(Work to complete) Only the text of the records belongs in the answer, copied exactly, with every picture omitted.

Top of Study material

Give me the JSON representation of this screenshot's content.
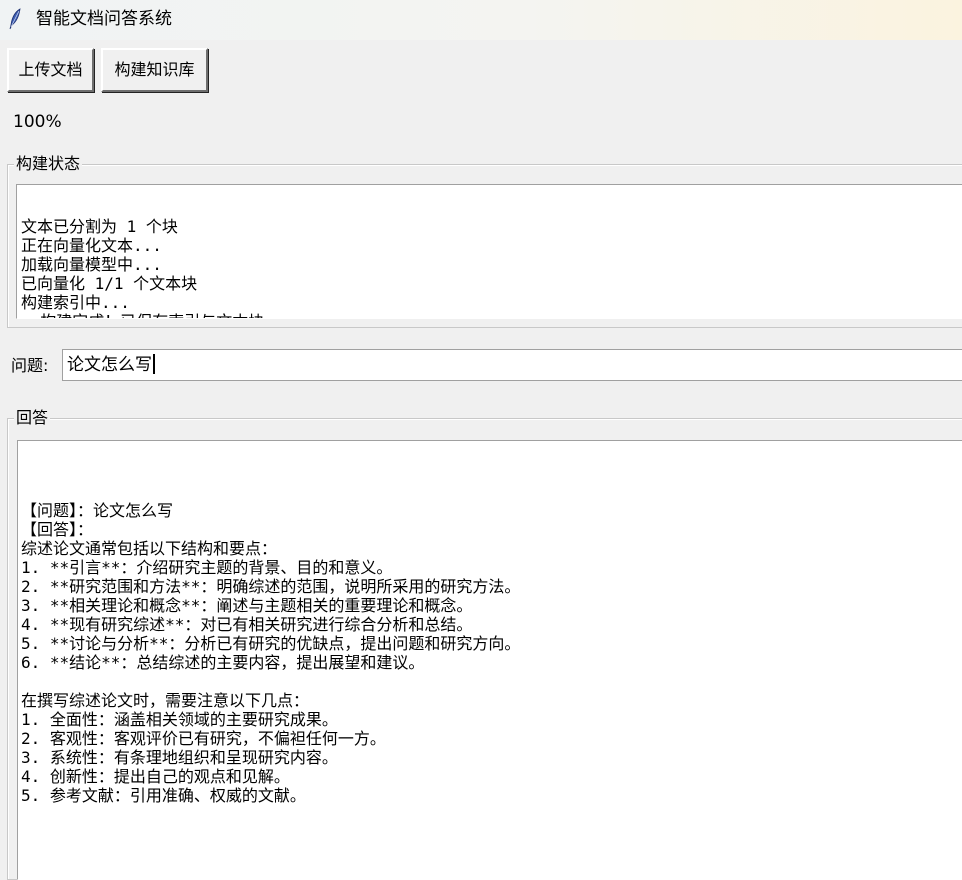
{
  "window": {
    "title": "智能文档问答系统",
    "icon": "feather-icon"
  },
  "toolbar": {
    "upload_label": "上传文档",
    "build_label": "构建知识库"
  },
  "progress": {
    "text": "100%",
    "value": 1.0
  },
  "build_status": {
    "legend": "构建状态",
    "lines": [
      "文本已分割为 1 个块",
      "正在向量化文本...",
      "加载向量模型中...",
      "已向量化 1/1 个文本块",
      "构建索引中...",
      "☑ 构建完成！已保存索引与文本块。"
    ]
  },
  "question": {
    "label": "问题:",
    "value": "论文怎么写"
  },
  "answer": {
    "legend": "回答",
    "lines": [
      "",
      "【问题】：论文怎么写",
      "【回答】：",
      "综述论文通常包括以下结构和要点：",
      "1. **引言**：介绍研究主题的背景、目的和意义。",
      "2. **研究范围和方法**：明确综述的范围，说明所采用的研究方法。",
      "3. **相关理论和概念**：阐述与主题相关的重要理论和概念。",
      "4. **现有研究综述**：对已有相关研究进行综合分析和总结。",
      "5. **讨论与分析**：分析已有研究的优缺点，提出问题和研究方向。",
      "6. **结论**：总结综述的主要内容，提出展望和建议。",
      "",
      "在撰写综述论文时，需要注意以下几点：",
      "1. 全面性：涵盖相关领域的主要研究成果。",
      "2. 客观性：客观评价已有研究，不偏袒任何一方。",
      "3. 系统性：有条理地组织和呈现研究内容。",
      "4. 创新性：提出自己的观点和见解。",
      "5. 参考文献：引用准确、权威的文献。"
    ]
  }
}
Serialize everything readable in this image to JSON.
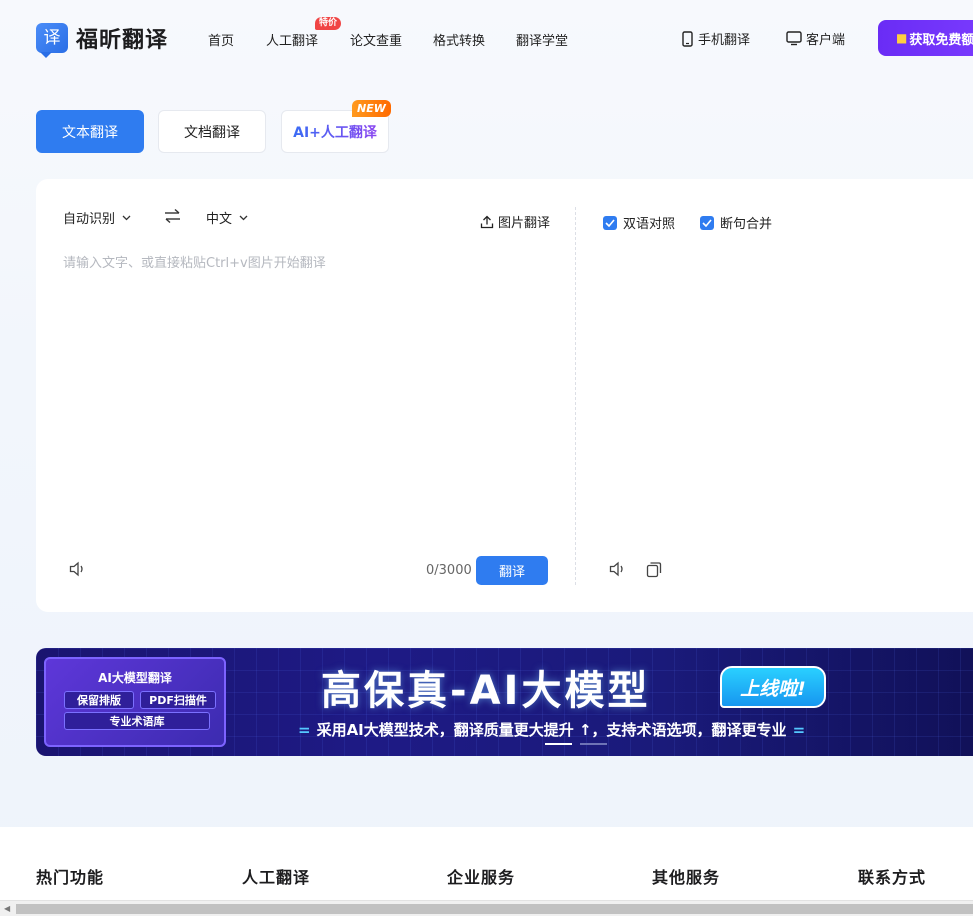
{
  "brand": {
    "logo_glyph": "译",
    "name": "福昕翻译"
  },
  "nav": {
    "items": [
      "首页",
      "人工翻译",
      "论文查重",
      "格式转换",
      "翻译学堂"
    ],
    "badge": "特价"
  },
  "header_links": {
    "mobile": "手机翻译",
    "desktop": "客户端"
  },
  "cta": {
    "label": "获取免费额"
  },
  "tabs": {
    "text": "文本翻译",
    "doc": "文档翻译",
    "ai": "AI+人工翻译",
    "new_badge": "NEW"
  },
  "translator": {
    "source_lang": "自动识别",
    "target_lang": "中文",
    "image_translate": "图片翻译",
    "placeholder": "请输入文字、或直接粘贴Ctrl+v图片开始翻译",
    "char_count": "0/3000",
    "translate_button": "翻译",
    "options": [
      {
        "label": "双语对照",
        "checked": true
      },
      {
        "label": "断句合并",
        "checked": true
      }
    ]
  },
  "banner": {
    "chip_title": "AI大模型翻译",
    "chip_tags": [
      "保留排版",
      "PDF扫描件",
      "专业术语库"
    ],
    "headline": "高保真-AI大模型",
    "live": "上线啦!",
    "subline": "采用AI大模型技术，翻译质量更大提升 ↑，支持术语选项，翻译更专业",
    "active_slide": 1,
    "slide_count": 2
  },
  "footer": {
    "columns": [
      "热门功能",
      "人工翻译",
      "企业服务",
      "其他服务",
      "联系方式"
    ]
  },
  "colors": {
    "primary": "#2f7cf0",
    "cta": "#6a2cf5",
    "badge": "#f04545"
  }
}
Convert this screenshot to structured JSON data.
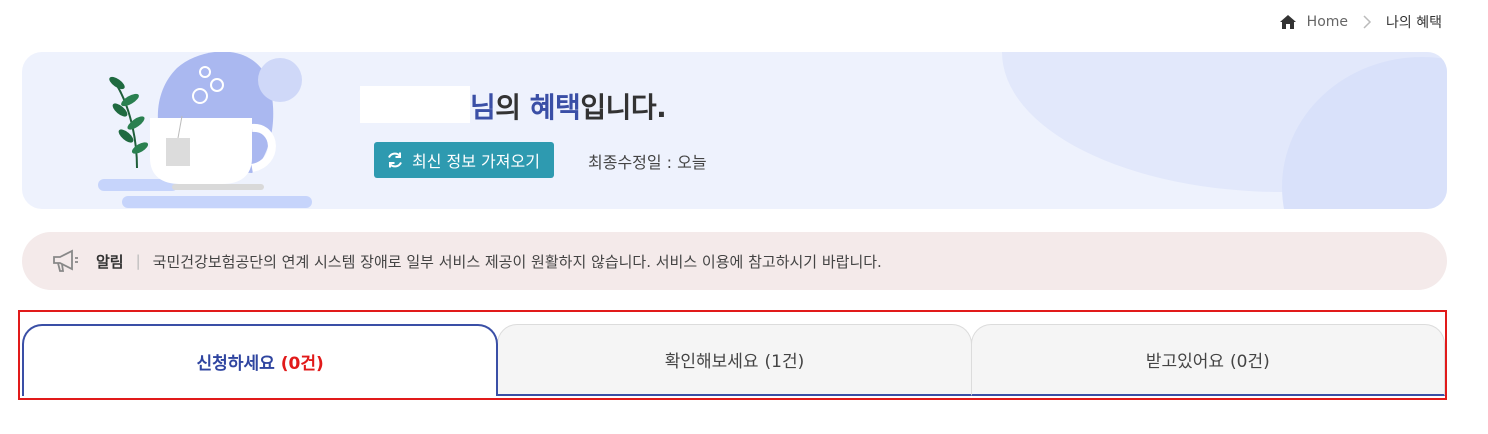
{
  "breadcrumb": {
    "home_label": "Home",
    "current_label": "나의 혜택",
    "icons": {
      "home": "home-icon",
      "separator": "chevron-right-icon"
    }
  },
  "hero": {
    "greeting_suffix": "님",
    "greeting_mid": "의 ",
    "greeting_bold": "혜택",
    "greeting_end": "입니다.",
    "refresh_button_label": "최신 정보 가져오기",
    "refresh_icon": "refresh-icon",
    "last_modified_label": "최종수정일 : 오늘"
  },
  "notice": {
    "icon": "megaphone-icon",
    "label": "알림",
    "separator": "|",
    "message": "국민건강보험공단의 연계 시스템 장애로 일부 서비스 제공이 원활하지 않습니다. 서비스 이용에 참고하시기 바랍니다."
  },
  "tabs": [
    {
      "label": "신청하세요",
      "count": "(0건)",
      "active": true
    },
    {
      "label": "확인해보세요",
      "count": "(1건)",
      "active": false
    },
    {
      "label": "받고있어요",
      "count": "(0건)",
      "active": false
    }
  ],
  "colors": {
    "accent": "#3a4fa6",
    "button": "#2e9ab0",
    "alert": "#e11a1a",
    "hero_bg": "#eef2fd",
    "notice_bg": "#f4eaea"
  }
}
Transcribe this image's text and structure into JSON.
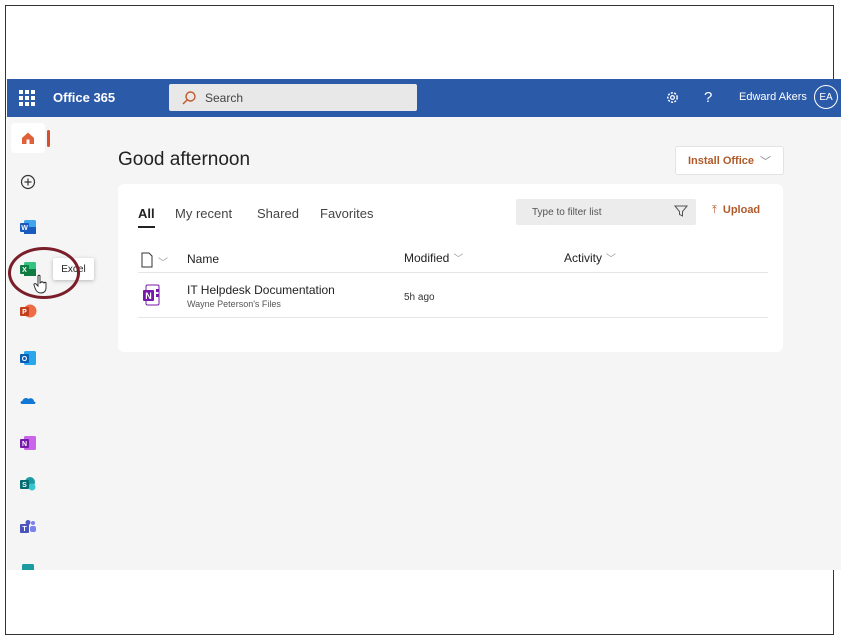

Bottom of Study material

(Written response)
Give me the JSON representation of this screenshot's content.
{
  "window": {
    "title": "智能文档问答系统",
    "icon": "feather-icon"
  },
  "toolbar": {
    "upload_label": "上传文档",
    "build_label": "构建知识库"
  },
  "progress": {
    "text": "100%",
    "value": 1.0
  },
  "build_status": {
    "legend": "构建状态",
    "lines": [
      "文本已分割为 1 个块",
      "正在向量化文本...",
      "加载向量模型中...",
      "已向量化 1/1 个文本块",
      "构建索引中...",
      "☑ 构建完成！已保存索引与文本块。"
    ]
  },
  "question": {
    "label": "问题:",
    "value": "论文怎么写"
  },
  "answer": {
    "legend": "回答",
    "lines": [
      "",
      "【问题】：论文怎么写",
      "【回答】：",
      "综述论文通常包括以下结构和要点：",
      "1. **引言**：介绍研究主题的背景、目的和意义。",
      "2. **研究范围和方法**：明确综述的范围，说明所采用的研究方法。",
      "3. **相关理论和概念**：阐述与主题相关的重要理论和概念。",
      "4. **现有研究综述**：对已有相关研究进行综合分析和总结。",
      "5. **讨论与分析**：分析已有研究的优缺点，提出问题和研究方向。",
      "6. **结论**：总结综述的主要内容，提出展望和建议。",
      "",
      "在撰写综述论文时，需要注意以下几点：",
      "1. 全面性：涵盖相关领域的主要研究成果。",
      "2. 客观性：客观评价已有研究，不偏袒任何一方。",
      "3. 系统性：有条理地组织和呈现研究内容。",
      "4. 创新性：提出自己的观点和见解。",
      "5. 参考文献：引用准确、权威的文献。"
    ]
  }
}
Serialize everything readable in this image to JSON.
{
  "brand": {
    "logo_glyph": "译",
    "name": "福昕翻译"
  },
  "nav": {
    "items": [
      "首页",
      "人工翻译",
      "论文查重",
      "格式转换",
      "翻译学堂"
    ],
    "badge": "特价"
  },
  "header_links": {
    "mobile": "手机翻译",
    "desktop": "客户端"
  },
  "cta": {
    "label": "获取免费额"
  },
  "tabs": {
    "text": "文本翻译",
    "doc": "文档翻译",
    "ai": "AI+人工翻译",
    "new_badge": "NEW"
  },
  "translator": {
    "source_lang": "自动识别",
    "target_lang": "中文",
    "image_translate": "图片翻译",
    "placeholder": "请输入文字、或直接粘贴Ctrl+v图片开始翻译",
    "char_count": "0/3000",
    "translate_button": "翻译",
    "options": [
      {
        "label": "双语对照",
        "checked": true
      },
      {
        "label": "断句合并",
        "checked": true
      }
    ]
  },
  "banner": {
    "chip_title": "AI大模型翻译",
    "chip_tags": [
      "保留排版",
      "PDF扫描件",
      "专业术语库"
    ],
    "headline": "高保真-AI大模型",
    "live": "上线啦!",
    "subline": "采用AI大模型技术，翻译质量更大提升 ↑，支持术语选项，翻译更专业",
    "active_slide": 1,
    "slide_count": 2
  },
  "footer": {
    "columns": [
      "热门功能",
      "人工翻译",
      "企业服务",
      "其他服务",
      "联系方式"
    ]
  },
  "colors": {
    "primary": "#2f7cf0",
    "cta": "#6a2cf5",
    "badge": "#f04545"
  }
}
Convert this screenshot to structured JSON data.
{
  "breadcrumb": {
    "home_label": "Home",
    "current_label": "나의 혜택",
    "icons": {
      "home": "home-icon",
      "separator": "chevron-right-icon"
    }
  },
  "hero": {
    "greeting_suffix": "님",
    "greeting_mid": "의 ",
    "greeting_bold": "혜택",
    "greeting_end": "입니다.",
    "refresh_button_label": "최신 정보 가져오기",
    "refresh_icon": "refresh-icon",
    "last_modified_label": "최종수정일 : 오늘"
  },
  "notice": {
    "icon": "megaphone-icon",
    "label": "알림",
    "separator": "|",
    "message": "국민건강보험공단의 연계 시스템 장애로 일부 서비스 제공이 원활하지 않습니다. 서비스 이용에 참고하시기 바랍니다."
  },
  "tabs": [
    {
      "label": "신청하세요",
      "count": "(0건)",
      "active": true
    },
    {
      "label": "확인해보세요",
      "count": "(1건)",
      "active": false
    },
    {
      "label": "받고있어요",
      "count": "(0건)",
      "active": false
    }
  ],
  "colors": {
    "accent": "#3a4fa6",
    "button": "#2e9ab0",
    "alert": "#e11a1a",
    "hero_bg": "#eef2fd",
    "notice_bg": "#f4eaea"
  }
}
Transcribe this image's text and structure into JSON.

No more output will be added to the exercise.